Legumes are defined as members of the bean family. This family is large and diverse and contains over 16,000 species. There are many important groups of legumes in the human diet today. They include:
- Broad beans
- Beans (lima, common)
In terms of importance to humans, the legume family is second only to the grass family. Every major civilization has had a legume as well as a grain as a part of their support system. Examples include:
- Barley and lentils
- Corn and beans
- Rice and soybeans
Did You Know?
Members of the bean family that are known as important food crops are also known for their tendency to form root associations with various bacteria. This relationship is known as symbiosis because both organisms live together with a mutual benefit to both.
Legume symbiotic relationships usually involve the bacteria Rhizobium, which enters the roots and causes swollen areas known as “nodules.” Bacteria live within the nodules and absorb nutrients from the host plant. In return, the bacteria incorporate atmospheric nitrogen and convert it to a form useable by the plant. Another outcome of this relationship is a natural fertilizer released into the surrounding soil.
Native North American Legumes
Many of the native legumes of North American were not edible due to high levels of alkaloids. Many of the native legumes have common names like locoweed or vetch. Many of these plants are extremely toxic and can cause symptoms such as erratic behavior, aggression, lethargy, depression, loss of balance and nervousness in livestock that ingest these species.
One native legume species called groundnut, hog peanut, or potato bean (Apios americana) has been used by indigenous peoples. Native to eastern North America, this legume species is a perennial vine that produces both edible beans and large edible tubers.
Native peoples used the uncooked seeds of groundnut as a substitute for pinto beans in bread. Seeds and roots were also ground into flour. Roots and tubers were also an extremely important food source.

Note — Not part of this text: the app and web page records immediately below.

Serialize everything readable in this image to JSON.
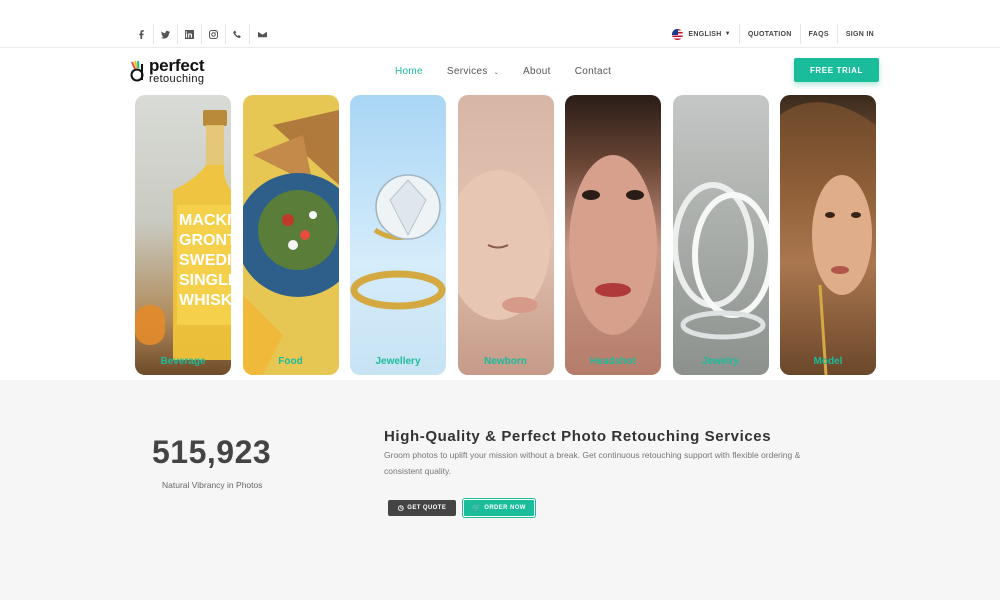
{
  "colors": {
    "accent": "#1abc9c",
    "dark_button": "#444444",
    "section_bg": "#f6f6f6"
  },
  "topbar": {
    "social_icons": [
      "facebook-icon",
      "twitter-icon",
      "linkedin-icon",
      "instagram-icon",
      "phone-icon",
      "mail-icon"
    ],
    "language": "ENGLISH",
    "quotation": "QUOTATION",
    "faqs": "FAQS",
    "sign_in": "SIGN IN"
  },
  "logo": {
    "line1": "perfect",
    "line2": "retouching"
  },
  "nav": {
    "home": "Home",
    "services": "Services",
    "about": "About",
    "contact": "Contact"
  },
  "free_trial": "FREE TRIAL",
  "cards": [
    {
      "label": "Beverage"
    },
    {
      "label": "Food"
    },
    {
      "label": "Jewellery"
    },
    {
      "label": "Newborn"
    },
    {
      "label": "Headshot"
    },
    {
      "label": "Jewelry"
    },
    {
      "label": "Model"
    }
  ],
  "stats": {
    "number": "515,923",
    "caption": "Natural Vibrancy in Photos"
  },
  "hero": {
    "headline": "High-Quality & Perfect Photo Retouching Services",
    "description": "Groom photos to uplift your mission without a break. Get continuous retouching support with flexible ordering & consistent quality.",
    "get_quote": "GET QUOTE",
    "order_now": "ORDER NOW"
  }
}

Honey Mesquite (Prosopis glandulosa) is a spiny shrub or small tree in the pea family that grows in the desert southwest. It was an important staple plant to many indigenous people. The pods were a very reliable food source because fruiting occurred even during drought years. Indigenous people collected pods in large quantities and stored them in granary baskets on the roofs of houses or sheds. The beans were ground into flour, which was used to prepare cakes and breads, the main staple of the diet in some areas. Various refreshing drinks were made from the pods. Flowers were eaten raw or roasted, formed into balls, and could be stored in pottery vessels.
- Broad beans have been in cultivation for 6,000 years in the Americas.
- There are over 4,000 cultivars of beans in the U.S. alone.
- Christopher Columbus observed Native Americans cultivating beans in the "three sisters method" or "companion planting method":
- Tribes would grow beans, corn, and squash together.
- Corn was planted in a checker board pattern not in rows like today; beans were planted at the base of the corn stalk.
- Corn stalks would serve as trellises for the beans and in turn the beans would fertilize the soil.
- Squash was planted in the spaces between the corn plants and thus protected from the sun.
- Animals were also deterred from eating the squash due to the dense corn and bean vines.
This South American native is a famous legume more often thought to be a true nut. Domestication probably occurred in Bolivia and Argentina. The Portuguese took the peanut or ground pea, as it is called in many parts of the world, to Africa where it is a major dietary item today.
The majority of peanut consumption in the United States occurs in the form of peanut butter although a substantial portion of the crop is used for hog feed. Peanut butter gained popularity following the 1904 St. Louis World’s Fair.
To learn more about important species within the bean family, explore U.S. Forest Service Research and Development Treesearch.